Task — Search the entries below for "JSON", and copy each line where it appears.

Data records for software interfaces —
──────────────────────────────

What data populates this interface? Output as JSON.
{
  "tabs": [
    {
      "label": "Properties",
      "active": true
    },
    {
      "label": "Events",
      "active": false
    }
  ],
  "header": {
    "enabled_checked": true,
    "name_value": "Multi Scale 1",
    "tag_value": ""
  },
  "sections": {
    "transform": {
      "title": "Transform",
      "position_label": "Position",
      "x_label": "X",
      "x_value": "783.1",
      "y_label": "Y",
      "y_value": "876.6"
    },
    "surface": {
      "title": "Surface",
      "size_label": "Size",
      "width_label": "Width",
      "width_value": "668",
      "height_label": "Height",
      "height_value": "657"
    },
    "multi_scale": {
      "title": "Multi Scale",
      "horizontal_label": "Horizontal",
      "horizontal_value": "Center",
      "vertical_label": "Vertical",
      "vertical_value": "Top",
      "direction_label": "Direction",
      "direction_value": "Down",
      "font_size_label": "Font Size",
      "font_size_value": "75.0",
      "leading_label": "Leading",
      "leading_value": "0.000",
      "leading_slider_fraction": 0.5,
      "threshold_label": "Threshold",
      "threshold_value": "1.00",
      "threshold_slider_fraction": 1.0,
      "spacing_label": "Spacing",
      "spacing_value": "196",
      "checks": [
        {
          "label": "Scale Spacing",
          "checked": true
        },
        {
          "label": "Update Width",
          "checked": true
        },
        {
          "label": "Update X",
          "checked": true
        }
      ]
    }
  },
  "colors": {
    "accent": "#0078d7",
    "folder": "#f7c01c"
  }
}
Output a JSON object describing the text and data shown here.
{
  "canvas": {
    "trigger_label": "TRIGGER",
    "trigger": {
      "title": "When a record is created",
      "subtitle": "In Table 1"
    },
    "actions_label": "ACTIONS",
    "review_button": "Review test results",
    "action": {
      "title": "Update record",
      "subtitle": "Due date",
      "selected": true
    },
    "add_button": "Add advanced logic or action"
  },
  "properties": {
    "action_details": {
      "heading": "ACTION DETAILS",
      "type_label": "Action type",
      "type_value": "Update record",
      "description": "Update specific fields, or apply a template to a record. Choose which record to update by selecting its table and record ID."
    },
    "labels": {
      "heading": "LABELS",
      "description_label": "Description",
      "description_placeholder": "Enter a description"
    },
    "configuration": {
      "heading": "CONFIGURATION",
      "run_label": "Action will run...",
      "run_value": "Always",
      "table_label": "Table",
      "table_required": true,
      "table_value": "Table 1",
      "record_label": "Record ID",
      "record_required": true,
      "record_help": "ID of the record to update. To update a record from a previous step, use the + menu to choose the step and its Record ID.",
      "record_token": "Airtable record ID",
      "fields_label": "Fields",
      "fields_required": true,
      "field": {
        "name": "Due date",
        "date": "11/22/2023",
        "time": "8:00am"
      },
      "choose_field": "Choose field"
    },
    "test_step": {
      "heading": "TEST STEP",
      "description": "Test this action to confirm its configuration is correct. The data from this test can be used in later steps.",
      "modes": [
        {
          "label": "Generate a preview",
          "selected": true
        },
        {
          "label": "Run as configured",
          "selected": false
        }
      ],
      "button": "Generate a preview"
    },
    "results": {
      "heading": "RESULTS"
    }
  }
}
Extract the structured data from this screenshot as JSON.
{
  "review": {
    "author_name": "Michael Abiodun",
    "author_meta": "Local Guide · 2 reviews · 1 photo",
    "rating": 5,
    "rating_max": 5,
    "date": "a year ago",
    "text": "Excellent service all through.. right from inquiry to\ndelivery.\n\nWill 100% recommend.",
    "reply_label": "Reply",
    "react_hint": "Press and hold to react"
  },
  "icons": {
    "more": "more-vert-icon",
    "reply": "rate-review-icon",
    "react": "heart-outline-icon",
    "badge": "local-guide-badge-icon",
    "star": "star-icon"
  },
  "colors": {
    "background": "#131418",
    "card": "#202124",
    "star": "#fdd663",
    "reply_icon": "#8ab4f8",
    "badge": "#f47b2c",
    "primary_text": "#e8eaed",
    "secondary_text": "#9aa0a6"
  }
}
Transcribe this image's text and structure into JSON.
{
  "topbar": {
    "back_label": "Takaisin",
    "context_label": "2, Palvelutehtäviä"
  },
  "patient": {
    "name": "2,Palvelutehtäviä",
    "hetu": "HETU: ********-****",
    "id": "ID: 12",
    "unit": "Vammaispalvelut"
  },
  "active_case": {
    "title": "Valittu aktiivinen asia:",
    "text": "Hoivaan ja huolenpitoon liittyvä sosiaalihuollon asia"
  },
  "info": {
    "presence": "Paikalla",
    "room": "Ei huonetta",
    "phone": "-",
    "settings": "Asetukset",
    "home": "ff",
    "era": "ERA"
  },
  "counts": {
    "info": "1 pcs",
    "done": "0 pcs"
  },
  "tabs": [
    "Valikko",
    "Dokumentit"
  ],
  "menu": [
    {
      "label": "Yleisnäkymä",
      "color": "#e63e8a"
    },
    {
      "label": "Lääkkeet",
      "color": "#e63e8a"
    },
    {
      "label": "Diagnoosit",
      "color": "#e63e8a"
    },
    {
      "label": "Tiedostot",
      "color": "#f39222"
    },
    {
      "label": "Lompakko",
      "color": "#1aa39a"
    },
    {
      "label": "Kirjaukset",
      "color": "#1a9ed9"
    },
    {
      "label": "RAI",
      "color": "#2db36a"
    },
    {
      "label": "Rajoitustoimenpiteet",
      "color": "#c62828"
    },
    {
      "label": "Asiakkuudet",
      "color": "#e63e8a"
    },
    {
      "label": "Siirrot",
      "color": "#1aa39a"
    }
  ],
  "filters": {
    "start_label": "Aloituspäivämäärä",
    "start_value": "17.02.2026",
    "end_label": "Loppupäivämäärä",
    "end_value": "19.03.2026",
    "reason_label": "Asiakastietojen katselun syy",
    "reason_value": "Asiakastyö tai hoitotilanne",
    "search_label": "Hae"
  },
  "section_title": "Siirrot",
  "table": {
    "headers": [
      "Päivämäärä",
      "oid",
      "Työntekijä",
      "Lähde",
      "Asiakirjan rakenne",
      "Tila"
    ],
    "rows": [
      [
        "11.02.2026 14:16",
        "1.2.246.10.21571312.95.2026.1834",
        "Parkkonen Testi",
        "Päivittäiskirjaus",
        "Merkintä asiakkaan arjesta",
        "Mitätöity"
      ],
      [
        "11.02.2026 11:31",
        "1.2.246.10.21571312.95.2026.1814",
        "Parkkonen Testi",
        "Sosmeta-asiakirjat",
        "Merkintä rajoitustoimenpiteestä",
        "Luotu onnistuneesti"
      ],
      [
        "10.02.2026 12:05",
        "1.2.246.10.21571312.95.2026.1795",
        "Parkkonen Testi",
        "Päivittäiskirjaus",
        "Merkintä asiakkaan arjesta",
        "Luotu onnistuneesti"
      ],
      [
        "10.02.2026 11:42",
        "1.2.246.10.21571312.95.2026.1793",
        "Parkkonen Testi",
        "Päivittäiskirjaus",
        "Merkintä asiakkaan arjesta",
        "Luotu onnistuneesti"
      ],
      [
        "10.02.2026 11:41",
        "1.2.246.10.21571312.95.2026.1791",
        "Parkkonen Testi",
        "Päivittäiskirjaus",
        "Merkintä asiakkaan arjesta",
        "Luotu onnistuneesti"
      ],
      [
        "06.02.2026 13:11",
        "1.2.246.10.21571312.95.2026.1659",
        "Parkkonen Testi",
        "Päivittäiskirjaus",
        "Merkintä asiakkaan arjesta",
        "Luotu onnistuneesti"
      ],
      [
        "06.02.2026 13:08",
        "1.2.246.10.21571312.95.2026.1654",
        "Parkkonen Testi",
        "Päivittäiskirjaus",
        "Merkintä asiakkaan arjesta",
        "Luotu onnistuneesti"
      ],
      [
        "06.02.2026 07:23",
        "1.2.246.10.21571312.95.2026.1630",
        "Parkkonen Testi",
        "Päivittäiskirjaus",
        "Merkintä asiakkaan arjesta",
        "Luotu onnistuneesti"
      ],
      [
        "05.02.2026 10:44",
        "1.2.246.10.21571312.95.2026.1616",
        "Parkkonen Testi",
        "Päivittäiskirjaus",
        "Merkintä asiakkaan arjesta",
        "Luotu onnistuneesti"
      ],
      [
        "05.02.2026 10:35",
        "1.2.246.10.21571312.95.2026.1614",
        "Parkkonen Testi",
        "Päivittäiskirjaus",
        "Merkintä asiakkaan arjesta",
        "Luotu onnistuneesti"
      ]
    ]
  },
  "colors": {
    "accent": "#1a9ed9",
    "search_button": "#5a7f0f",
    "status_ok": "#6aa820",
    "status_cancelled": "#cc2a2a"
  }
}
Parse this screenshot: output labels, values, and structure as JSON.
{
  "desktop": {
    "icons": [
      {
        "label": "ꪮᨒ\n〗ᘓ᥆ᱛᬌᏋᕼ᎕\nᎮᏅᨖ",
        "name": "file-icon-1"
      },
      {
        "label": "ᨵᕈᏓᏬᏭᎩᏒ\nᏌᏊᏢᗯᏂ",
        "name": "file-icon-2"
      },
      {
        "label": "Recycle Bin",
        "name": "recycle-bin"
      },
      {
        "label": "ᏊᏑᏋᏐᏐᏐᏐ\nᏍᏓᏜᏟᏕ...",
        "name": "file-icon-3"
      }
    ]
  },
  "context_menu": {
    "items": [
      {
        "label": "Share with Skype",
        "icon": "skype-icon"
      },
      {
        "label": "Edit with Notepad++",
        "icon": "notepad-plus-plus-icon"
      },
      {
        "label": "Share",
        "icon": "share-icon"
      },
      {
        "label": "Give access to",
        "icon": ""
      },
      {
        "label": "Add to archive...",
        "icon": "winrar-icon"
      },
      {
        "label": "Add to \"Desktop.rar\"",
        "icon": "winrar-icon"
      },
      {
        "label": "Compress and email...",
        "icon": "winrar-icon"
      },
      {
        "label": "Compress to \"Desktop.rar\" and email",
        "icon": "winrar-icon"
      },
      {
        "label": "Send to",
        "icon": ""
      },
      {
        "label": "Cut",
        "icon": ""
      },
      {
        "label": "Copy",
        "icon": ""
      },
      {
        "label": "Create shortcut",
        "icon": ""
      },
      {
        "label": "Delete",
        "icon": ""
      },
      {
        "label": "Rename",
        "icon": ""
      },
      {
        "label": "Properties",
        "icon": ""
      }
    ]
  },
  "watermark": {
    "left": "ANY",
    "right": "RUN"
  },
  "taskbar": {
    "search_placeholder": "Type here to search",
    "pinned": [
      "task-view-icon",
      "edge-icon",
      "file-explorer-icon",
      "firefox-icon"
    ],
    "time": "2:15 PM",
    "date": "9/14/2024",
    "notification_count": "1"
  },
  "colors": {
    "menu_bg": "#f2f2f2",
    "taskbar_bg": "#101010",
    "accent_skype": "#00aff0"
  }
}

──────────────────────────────

Solution for this problem —
What data populates this interface? Output as JSON.
Output a JSON object describing the text and data shown here.
Extract the structured data from this screenshot as JSON.
Transcribe this image's text and structure into JSON.
Parse this screenshot: output labels, values, and structure as JSON.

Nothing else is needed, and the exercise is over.